The Importance of Your Restaurant Location
There are many things to consider when choosing a restaurant location. For a perfect match, restaurant owners need to undertake serious research. Study your customers’ psychographics, look into the demographics of potential neighborhoods and areas, consider the competition, floor space, lease terms, and more. There’s a lot to take into account before making an offer or signing a lease, so once you have a shortlist of places, start mulling over these five essential points.
Make a list of all the direct competitors that are in the proximity of your selected locations. Whether you prefer handwriting or manage all your business data digitally, be organized and keep a record of any information you come across.
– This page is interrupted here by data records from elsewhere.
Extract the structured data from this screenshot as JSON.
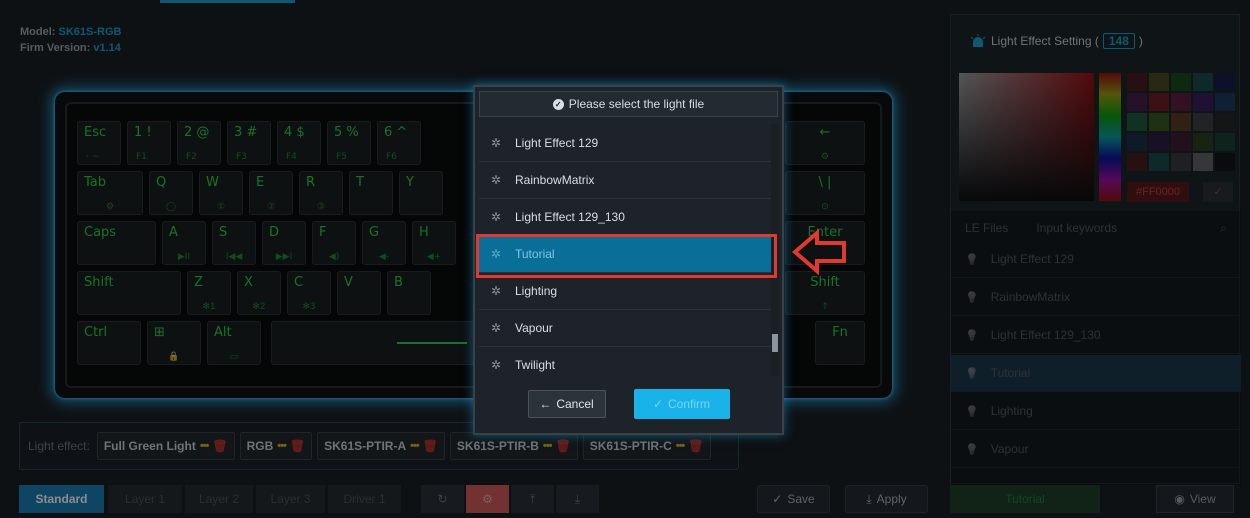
{
  "device": {
    "model_label": "Model:",
    "model_value": "SK61S-RGB",
    "firm_label": "Firm Version:",
    "firm_value": "v1.14"
  },
  "keyboard": {
    "row1": [
      {
        "main": "Esc",
        "sub": "· ~"
      },
      {
        "main": "1 !",
        "sub": "F1"
      },
      {
        "main": "2 @",
        "sub": "F2"
      },
      {
        "main": "3 #",
        "sub": "F3"
      },
      {
        "main": "4 $",
        "sub": "F4"
      },
      {
        "main": "5 %",
        "sub": "F5"
      },
      {
        "main": "6 ^",
        "sub": "F6"
      }
    ],
    "row2": [
      {
        "main": "Tab",
        "sub": "⚙"
      },
      {
        "main": "Q",
        "sub": "◯"
      },
      {
        "main": "W",
        "sub": "①"
      },
      {
        "main": "E",
        "sub": "②"
      },
      {
        "main": "R",
        "sub": "③"
      },
      {
        "main": "T",
        "sub": ""
      },
      {
        "main": "Y",
        "sub": ""
      }
    ],
    "row3": [
      {
        "main": "Caps",
        "sub": ""
      },
      {
        "main": "A",
        "sub": "▶II"
      },
      {
        "main": "S",
        "sub": "I◀◀"
      },
      {
        "main": "D",
        "sub": "▶▶I"
      },
      {
        "main": "F",
        "sub": "◀)"
      },
      {
        "main": "G",
        "sub": "◀-"
      },
      {
        "main": "H",
        "sub": "◀+"
      }
    ],
    "row4": [
      {
        "main": "Shift",
        "sub": ""
      },
      {
        "main": "Z",
        "sub": "✻1"
      },
      {
        "main": "X",
        "sub": "✻2"
      },
      {
        "main": "C",
        "sub": "✻3"
      },
      {
        "main": "V",
        "sub": ""
      },
      {
        "main": "B",
        "sub": ""
      }
    ],
    "row5": [
      {
        "main": "Ctrl",
        "sub": ""
      },
      {
        "main": "⊞",
        "sub": "🔒"
      },
      {
        "main": "Alt",
        "sub": "▭"
      }
    ],
    "right_keys": {
      "backspace": "←",
      "backspace_sub": "⚙",
      "backslash": "\\ |",
      "backslash_sub": "⊙",
      "enter": "Enter",
      "rshift": "Shift",
      "rshift_sub": "↑",
      "fn": "Fn"
    }
  },
  "light_effect_bar": {
    "label": "Light effect:",
    "chips": [
      {
        "name": "Full Green Light",
        "dots": "•••",
        "trash": "🗑"
      },
      {
        "name": "RGB",
        "dots": "•••",
        "trash": "🗑"
      },
      {
        "name": "SK61S-PTIR-A",
        "dots": "•••",
        "trash": "🗑"
      },
      {
        "name": "SK61S-PTIR-B",
        "dots": "•••",
        "trash": "🗑"
      },
      {
        "name": "SK61S-PTIR-C",
        "dots": "•••",
        "trash": "🗑"
      }
    ]
  },
  "toolbar": {
    "tabs": [
      "Standard",
      "Layer 1",
      "Layer 2",
      "Layer 3",
      "Driver 1"
    ],
    "tool_icons": [
      "↻",
      "⚙",
      "⤒",
      "⤓"
    ],
    "save_label": "Save",
    "save_icon": "✓",
    "apply_label": "Apply",
    "apply_icon": "⤓"
  },
  "right_panel": {
    "title": "Light Effect Setting (",
    "count": "148",
    "title_close": ")",
    "hex_value": "#FF0000",
    "hex_btn": "✓",
    "tab_files": "LE Files",
    "tab_keywords": "Input keywords",
    "search_icon": "⌕",
    "items": [
      "Light Effect 129",
      "RainbowMatrix",
      "Light Effect 129_130",
      "Tutorial",
      "Lighting",
      "Vapour"
    ],
    "selected": "Tutorial",
    "view_label": "View",
    "view_icon": "◉",
    "swatches": [
      "#6b1a1a",
      "#6b6b1a",
      "#1a6b1a",
      "#1a6b6b",
      "#1a1a6b",
      "#6b1a6b",
      "#b41e1e",
      "#8a1e4e",
      "#4e1e8a",
      "#1e4e8a",
      "#1e8a4e",
      "#4e8a1e",
      "#8a4e1e",
      "#5a5a5a",
      "#2a2a2a",
      "#1a3a5a",
      "#3a1a5a",
      "#5a1a3a",
      "#3a5a1a",
      "#1a5a3a",
      "#6b1a1a",
      "#1a6b6b",
      "#4e4e4e",
      "#9a9a9a",
      "#0a0a0a"
    ]
  },
  "modal": {
    "title": "Please select the light file",
    "items": [
      "Light Effect 129",
      "RainbowMatrix",
      "Light Effect 129_130",
      "Tutorial",
      "Lighting",
      "Vapour",
      "Twilight"
    ],
    "selected_index": 3,
    "cancel_label": "Cancel",
    "cancel_icon": "←",
    "confirm_label": "Confirm",
    "confirm_icon": "✓"
  }
}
You want to gauge every aspect of their restaurant experience and management. Before visiting each establishment, go to their website, read their restaurant reviews, analyze the type of advertising they use. Next, visit the restaurant itself, even book a table or sit at the bar. Interact with the guests to get their point of view. Take notes of the décor, menu offerings, prices, service, and anything else that draws your attention. Also jot down important technical details, like the seating capacity, the number of diners at different times, customers’ demographics, their dwell-time and order size, even if just approximate.
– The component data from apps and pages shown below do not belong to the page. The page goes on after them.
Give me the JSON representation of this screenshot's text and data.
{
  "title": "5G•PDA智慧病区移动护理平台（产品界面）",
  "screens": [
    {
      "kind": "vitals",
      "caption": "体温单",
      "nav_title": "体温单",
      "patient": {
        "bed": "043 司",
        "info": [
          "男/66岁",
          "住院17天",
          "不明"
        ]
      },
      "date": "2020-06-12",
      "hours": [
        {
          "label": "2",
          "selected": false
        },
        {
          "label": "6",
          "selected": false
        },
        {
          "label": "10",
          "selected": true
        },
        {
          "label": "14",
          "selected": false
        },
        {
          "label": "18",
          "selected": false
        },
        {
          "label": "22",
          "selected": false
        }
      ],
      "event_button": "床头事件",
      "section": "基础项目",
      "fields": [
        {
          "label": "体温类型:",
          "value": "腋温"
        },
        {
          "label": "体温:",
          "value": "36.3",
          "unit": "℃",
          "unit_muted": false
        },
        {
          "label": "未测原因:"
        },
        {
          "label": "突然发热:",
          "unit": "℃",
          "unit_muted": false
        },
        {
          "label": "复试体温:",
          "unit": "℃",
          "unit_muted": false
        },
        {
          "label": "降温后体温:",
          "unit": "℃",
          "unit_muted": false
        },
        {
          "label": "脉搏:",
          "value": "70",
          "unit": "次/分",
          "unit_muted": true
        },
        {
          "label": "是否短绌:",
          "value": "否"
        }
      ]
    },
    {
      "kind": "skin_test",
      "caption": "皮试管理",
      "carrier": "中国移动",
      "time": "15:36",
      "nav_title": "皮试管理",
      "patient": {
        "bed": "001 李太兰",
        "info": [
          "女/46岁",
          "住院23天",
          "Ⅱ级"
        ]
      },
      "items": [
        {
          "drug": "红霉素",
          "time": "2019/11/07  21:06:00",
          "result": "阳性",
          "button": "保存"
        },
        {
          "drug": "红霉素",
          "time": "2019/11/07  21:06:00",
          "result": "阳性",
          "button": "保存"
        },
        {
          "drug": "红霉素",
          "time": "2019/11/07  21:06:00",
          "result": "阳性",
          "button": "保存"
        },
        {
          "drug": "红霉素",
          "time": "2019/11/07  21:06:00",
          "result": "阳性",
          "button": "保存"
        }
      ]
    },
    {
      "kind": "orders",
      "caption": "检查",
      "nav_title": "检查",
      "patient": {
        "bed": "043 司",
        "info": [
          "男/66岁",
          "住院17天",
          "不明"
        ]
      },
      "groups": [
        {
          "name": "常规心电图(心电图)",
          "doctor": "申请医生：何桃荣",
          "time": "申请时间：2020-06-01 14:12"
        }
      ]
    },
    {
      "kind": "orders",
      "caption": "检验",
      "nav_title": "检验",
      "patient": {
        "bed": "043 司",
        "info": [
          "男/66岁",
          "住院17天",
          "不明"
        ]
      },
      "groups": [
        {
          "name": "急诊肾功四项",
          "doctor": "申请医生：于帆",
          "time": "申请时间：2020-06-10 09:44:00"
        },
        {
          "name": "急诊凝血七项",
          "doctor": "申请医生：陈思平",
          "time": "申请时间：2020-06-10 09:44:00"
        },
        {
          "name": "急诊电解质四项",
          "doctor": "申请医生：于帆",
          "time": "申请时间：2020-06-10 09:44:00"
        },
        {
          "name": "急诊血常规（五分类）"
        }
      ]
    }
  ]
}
Once you have all the information clearly in front of you, ask yourself whether the local area is already saturated with your restaurant concept, or, on the contrary, will it be completely out of place? The ideal situation is to have complimentary restaurants, which offer a price point more or less in the same range as your own. The advantage of having semi-competitors nearby is that they help establish specific areas within a community that increase foot traffic because they offer multiple eating options. Opt for the location that places you in a cluster with complimentary restaurants but away from any direct competitors.
Get Down to the Details
As you’re narrowing down the list of locations to a select few, consider these final pieces of real estate-related information:
- Property type: A property’s past can serve as a prediction tool for the success of your business. Consider taking over a space that previously housed a restaurant, especially if you are a first-timer restaurant owner. Find out as much as you can about the challenges former tenants had in attracting new as well as loyal customers, and about the restaurant’s popularity and reputation. A former restaurant will probably have the appropriate layout to begin with, but you still need to get a trusted professional to assess the condition of the property to avoid running into unexpected and costly repairs. Make sure the place is properly zoned and that there is a high-speed internet provider available in the area.
- Floor space: Even the smallest café contains a kitchen, storage space and refrigerators and a dining room where guests should feel comfortable and not constantly bump into each other. Remember that a space looks much bigger before it’s filled up with all the equipment a restaurant needs.
- Lease Terms: Usually, there’s no standard lease agreement. If played right, this can give you leeway to negotiate favorable terms. Opening a restaurant requires a significant investment, and making profits and paying everyone back will take some time. A multi-year lease, then, is a big commitment but one that is likely to pay off. Besides length, also consider tenant improvements, sublease and even a non-compete clause.
- Safety: It is your responsibility to make sure the building is safe in terms of wiring, fire safety standards, handicap-accessible restrooms and ramps, and so on. Also consider the neighborhood itself. Are the streets leading to and from the restaurant well-lit? Is it a safe community?
Make Your Restaurant Visible
Visibility is the most effective way to announce your presence to hungry passerby and get walk-in business. Your restaurant should have an attractive sign and be discoverable on mobile apps, whether it’s in a high-density area or not.
Unrelated to advertising, determine the visibility potential of your restaurant by looking at foot and car traffic patterns. How many people walk by the area every day and whether the specific building offers a convenient resting spot. As for car traffic, consider whether people who pass by your restaurant and have seen the sign have enough time to turn around and check it out.
Sometimes, the first place you see might feel like the perfect spot. Do not rush into buying or leasing it. Be sure to visit multiple sites and visit the same prospective restaurant sites during different times of day and on different days. Places have a tendency to shift form during day/night time, which can greatly affect the success of your business. To make the right, rational decision, you’ll have to do the proper research. Not only will you considerably lower the risk of opening a business, but you will also get a better understanding of your business and what it takes to make it great.